While you might never dream of leveraging what you learn through your job to make financial investments, you could still end up accused of insider trading if the people you know use your work knowledge for personal profit.
Insider trading can involve other people’s investments
Sharing some information may put you at risk, even if you don’t share it with the intent of helping someone invest. If you find a bar where other professionals tend to gather after work in the evenings, it might be a positive experience to share a drink and unwind with those who understand how stressful your career is.
However, when you talk about what you experience at work, some of those individuals might eventually use the information that you share when making a personal investment decision. If regulatory agencies ever learn about your social relationship with those investors, you, as well as your acquaintances, could potentially end up accused of insider trading.
Allegations of financial misconduct can lead to hefty penalties and possibly also jail time. How you defend yourself may vary depending on the relationship you have with any other parties involved and what prosecutors allege you did to improperly use private information.
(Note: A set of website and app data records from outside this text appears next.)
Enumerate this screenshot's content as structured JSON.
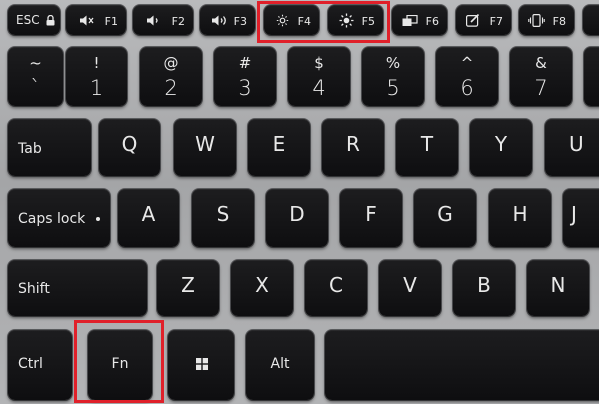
{
  "row_fn": [
    {
      "label": "ESC",
      "icon": "lock-icon"
    },
    {
      "fn": "F1",
      "icon": "speaker-mute-icon"
    },
    {
      "fn": "F2",
      "icon": "speaker-low-icon"
    },
    {
      "fn": "F3",
      "icon": "speaker-high-icon"
    },
    {
      "fn": "F4",
      "icon": "brightness-down-icon"
    },
    {
      "fn": "F5",
      "icon": "brightness-up-icon"
    },
    {
      "fn": "F6",
      "icon": "display-switch-icon"
    },
    {
      "fn": "F7",
      "icon": "screen-edit-icon"
    },
    {
      "fn": "F8",
      "icon": "phone-vibrate-icon"
    }
  ],
  "row_num": [
    {
      "top": "~",
      "bottom": "`"
    },
    {
      "top": "!",
      "bottom": "1"
    },
    {
      "top": "@",
      "bottom": "2"
    },
    {
      "top": "#",
      "bottom": "3"
    },
    {
      "top": "$",
      "bottom": "4"
    },
    {
      "top": "%",
      "bottom": "5"
    },
    {
      "top": "^",
      "bottom": "6"
    },
    {
      "top": "&",
      "bottom": "7"
    }
  ],
  "row_q": [
    "Tab",
    "Q",
    "W",
    "E",
    "R",
    "T",
    "Y",
    "U"
  ],
  "row_a": [
    "Caps lock",
    "A",
    "S",
    "D",
    "F",
    "G",
    "H",
    "J"
  ],
  "row_z": [
    "Shift",
    "Z",
    "X",
    "C",
    "V",
    "B",
    "N"
  ],
  "row_bottom": {
    "ctrl": "Ctrl",
    "fn": "Fn",
    "win_icon": "windows-logo-icon",
    "alt": "Alt"
  },
  "highlight_color": "#e0202a",
  "key_color": "#141416",
  "frame_color": "#aeafb1"
}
Fighting back against accusations of a white-collar crime often requires a thorough analysis of the situation leading to your arrest.